Pasta_2_revI finally received and assembled (and tried) my new food photography light and it’s amazing. It’s like—yes it’s true—it’s like night and day.

Just look at the lovely image above of Penne with 5 Cheeses. Looks great, right? Like I took it in daylight, which is impossible because we’ve just suffered through daylight savings time and now it gets dark at 2pm (or whatever).

Take a look at the image below, it was taken at the same time of day (9:30pm), under our perfectly nice but horrible for food photography overhead lighting. Ick, right?

Well yay Lowel Ego light (and check out the yummy pasta recipe above too).Pasta-1

Farro with butternut squash, almonds & goat cheese

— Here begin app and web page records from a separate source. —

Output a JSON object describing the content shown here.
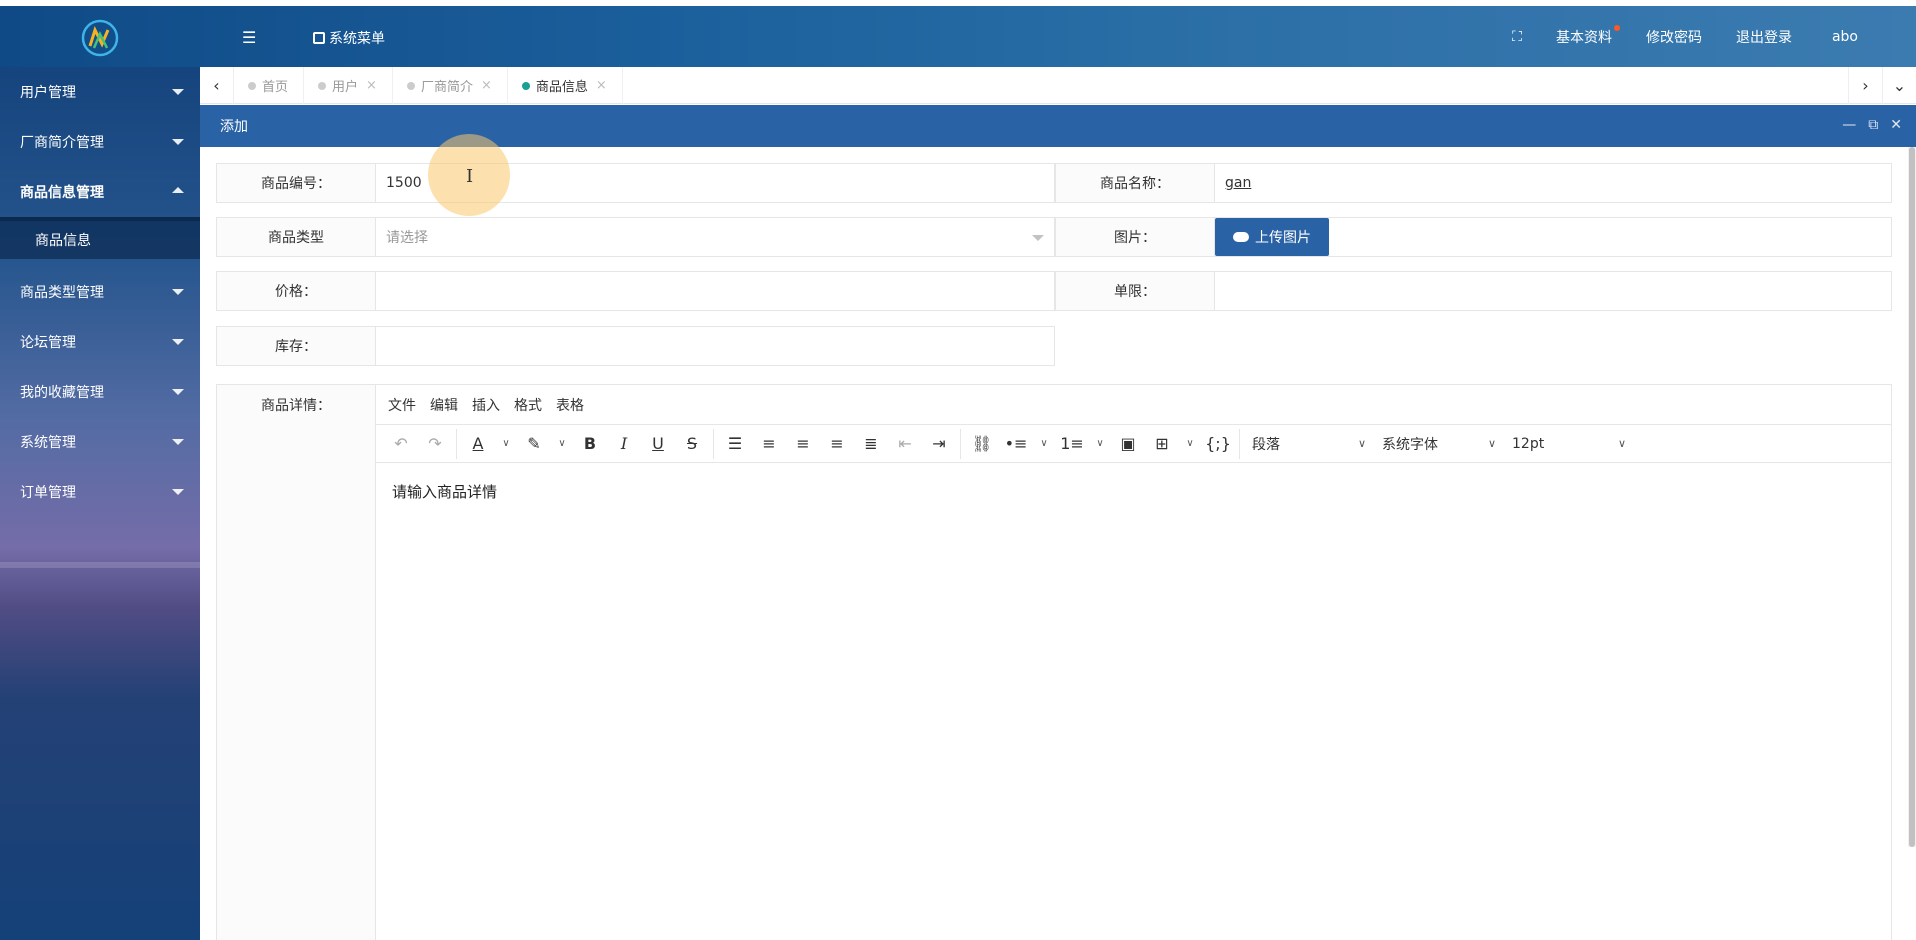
{
  "header": {
    "menu_icon": "menu-icon",
    "system_menu_label": "系统菜单",
    "fullscreen_icon": "expand-icon",
    "profile_label": "基本资料",
    "change_password_label": "修改密码",
    "logout_label": "退出登录",
    "username": "abo"
  },
  "sidebar": {
    "items": [
      {
        "label": "用户管理"
      },
      {
        "label": "厂商简介管理"
      },
      {
        "label": "商品信息管理"
      },
      {
        "label": "商品信息"
      },
      {
        "label": "商品类型管理"
      },
      {
        "label": "论坛管理"
      },
      {
        "label": "我的收藏管理"
      },
      {
        "label": "系统管理"
      },
      {
        "label": "订单管理"
      }
    ]
  },
  "tabs": [
    {
      "label": "首页",
      "closable": false
    },
    {
      "label": "用户",
      "closable": true
    },
    {
      "label": "厂商简介",
      "closable": true
    },
    {
      "label": "商品信息",
      "closable": true,
      "active": true
    }
  ],
  "tab_close_glyph": "×",
  "dialog": {
    "title": "添加",
    "form": {
      "product_code_label": "商品编号：",
      "product_code_value": "1500",
      "product_name_label": "商品名称：",
      "product_name_value": "gan",
      "product_type_label": "商品类型",
      "product_type_placeholder": "请选择",
      "image_label": "图片：",
      "upload_button": "上传图片",
      "price_label": "价格：",
      "price_value": "",
      "limit_label": "单限：",
      "limit_value": "",
      "stock_label": "库存：",
      "stock_value": "",
      "detail_label": "商品详情："
    },
    "editor": {
      "menus": [
        "文件",
        "编辑",
        "插入",
        "格式",
        "表格"
      ],
      "block_format": "段落",
      "font_family": "系统字体",
      "font_size": "12pt",
      "content": "请输入商品详情"
    }
  },
  "colors": {
    "primary": "#2a62a6",
    "active_tab_dot": "#1aa094",
    "notify_dot": "#ff5722"
  }
}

Processed with VSCOcam with a6 presetIt was Sunday night, and I was really in the mood for farro. My usual recipes didn’t appeal to me so I thought I’d try this one.

Not surprisingly, we didn’t have all the ingredients and I decided to mess with the recipe. The result was amazing (and smelled amazing while cooking too!) The recipe is below.

We also had salad with broccoli, leeks, basil, goat cheese and radicchio, and pork tenderloin. But what I’m taking home from this dinner is the farro.

P.S. If you have a baby, he or she may devour this dish.

• Farro with Roasted Butternut Squash, Goat Cheese & Almonds •
adapted from this recipe from 101 Cookbooks
serves 6 as a side dish

1 cup farro, rinsed and drained
salt
3 or more cups butternut squash, cut into 1/2-inch dice 
1/2 large red onion cut into inch-ish sized chunks
1 tablespoon fresh thyme, minced
olive oil
1 tablespoon balsamic vinegar
1/2 cup almonds, toasted & chopped
1/4 cup (about half a small log – more to taste) goat cheese, crumbled

Heat the oven to 400 degrees. In a small saucepan, boil the farro in plenty of salted water until al dente. When done, remove from heat, drain, and set aside.

Meanwhile, toss chopped butternut squash, thyme, onion & balsamic vinegar in a bowl with a good amount of olive oil and salt. Roast in a baking tray for about 45 minutes until fragrant and cooked through, browned nicely and not too mushy. Toss with a spatula for even cooking and taste along the way.

When the squash is done, toss it in a large bowl with the farro and almonds, taste for seasoning, adding more salt and oil if needed. Add crumbled goat cheese and toss one more time. Serve warm.